Cover: Soviet navy data base: 1982-1983

Soviet navy data base: 1982-1983

Published 1983

by James John Tritten

Purchase Print Copy

 Format Price
Add to Cart Paperback93 pages $30.00

Among the factors which influence naval power are Navy composition (the types of ships in the navy); fleet assignments (the basic location of ships); fleet organization (the groupings of ships used); ship availability (the number of ships in various conditions at any given time); and fleet mobilization potential (the ability to enhance naval availability during war). This paper addresses these issues, identifying likely Soviet naval postures in various ocean areas under various conditions. It provides a starting point from which naval warfare modeling can assess the ability of the Soviet navy to perform its missions throughout the world. The study first describes the static levels of Soviet naval forces assumed, then the assignment into each of the four main fleets. Next, task groups and units are created. Finally, a database for all major ocean areas is created using the raw numbers and task groups/units assumed.

This report is part of the RAND paper series. The paper was a product of RAND from 1948 to 2003 that captured speeches, memorials, and derivative research, usually prepared on authors' own time and meant to be the scholarly or scientific contribution of individual authors to their professional fields. Papers were less formal than reports and did not require rigorous peer review.

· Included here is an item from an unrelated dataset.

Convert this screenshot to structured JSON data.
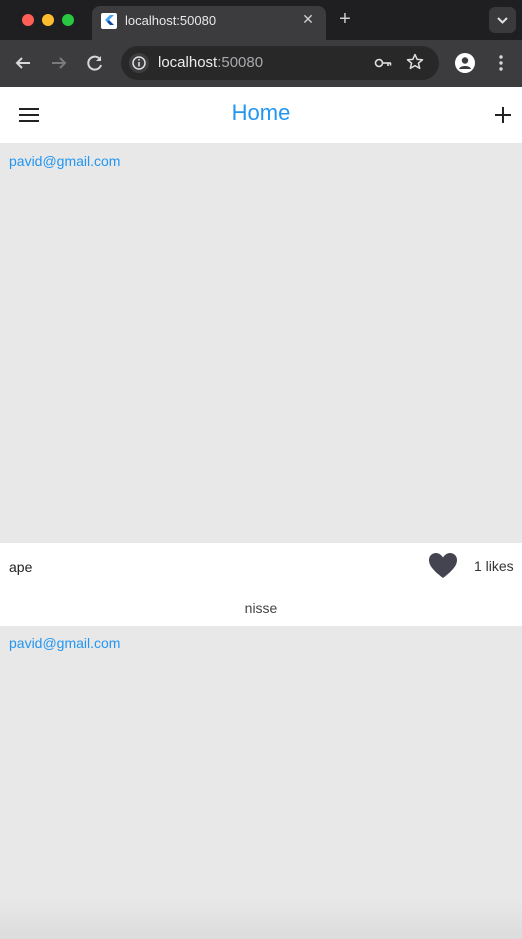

This document and trademark(s) contained herein are protected by law. This representation of RAND intellectual property is provided for noncommercial use only. Unauthorized posting of this publication online is prohibited; linking directly to this product page is encouraged. Permission is required from RAND to reproduce, or reuse in another form, any of its research documents for commercial purposes. For information on reprint and reuse permissions, please visit www.rand.org/pubs/permissions.

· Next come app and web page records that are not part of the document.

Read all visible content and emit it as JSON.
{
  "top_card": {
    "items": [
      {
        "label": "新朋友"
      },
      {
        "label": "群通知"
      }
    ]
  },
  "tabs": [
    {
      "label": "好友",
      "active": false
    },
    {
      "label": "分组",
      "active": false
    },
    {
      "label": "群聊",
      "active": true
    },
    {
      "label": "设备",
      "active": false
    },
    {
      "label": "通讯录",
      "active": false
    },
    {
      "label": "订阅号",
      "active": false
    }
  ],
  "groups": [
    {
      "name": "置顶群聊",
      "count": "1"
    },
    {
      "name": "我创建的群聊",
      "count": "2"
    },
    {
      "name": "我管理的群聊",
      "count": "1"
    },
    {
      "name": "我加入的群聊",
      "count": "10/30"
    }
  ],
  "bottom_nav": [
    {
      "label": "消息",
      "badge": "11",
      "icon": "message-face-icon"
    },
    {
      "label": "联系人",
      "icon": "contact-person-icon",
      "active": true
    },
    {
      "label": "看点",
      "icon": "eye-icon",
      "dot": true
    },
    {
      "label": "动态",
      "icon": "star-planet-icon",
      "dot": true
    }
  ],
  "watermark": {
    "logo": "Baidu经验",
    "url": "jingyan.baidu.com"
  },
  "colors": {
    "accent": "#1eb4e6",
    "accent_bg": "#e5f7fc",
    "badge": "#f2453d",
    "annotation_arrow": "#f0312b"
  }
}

RAND is a nonprofit institution that helps improve policy and decisionmaking through research and analysis. RAND's publications do not necessarily reflect the opinions of its research clients and sponsors.